What makes Dayna Kurtz's new album "Beautiful Yesterday" so inspiring isn't just the vast range of material.

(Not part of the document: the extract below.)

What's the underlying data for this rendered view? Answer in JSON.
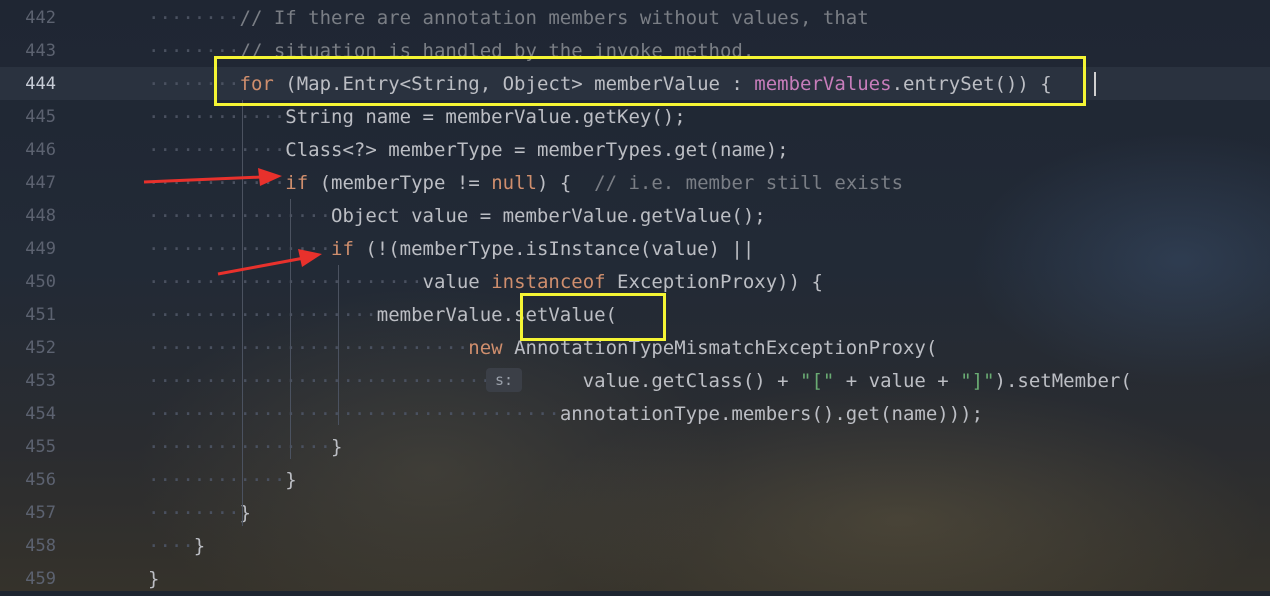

What makes Dayna Kurtz's new album "Beautiful Yesterday" so inspiring isn't just the vast range of material. Nor is it her uncommonly distinctive voice, which cuts straight to the heart with a deep, soulful melancholy. Although she writes some fine songs, her precious gift is how she deftly puts her own stamp on almost anyone else's song. Try "Lost and Looking," a riveting and obscure Sam Cooke tune; Prince's "Joy in Repetition," rendered here like a Kurt Weill lament; Duke Ellington's "I Got It Bad (And That Ain't Good)," sung loose and smart with pal Norah Jones; and Leonard Cohen's "Everybody Knows," which only reinforces the initial impression that she could be Cohen's spiritual daughter. The eyebrow-raiser is "Those Were the Days," the 1968 Mary Hopkin hit that is as appealing and maddening now as it was then, though Kurtz's version is closer to the tune's dark Eastern European roots. This New Jersey native has been bubbling under in Europe. With "Beautiful Yesterday," she might gain more significant attention in the United States.—WR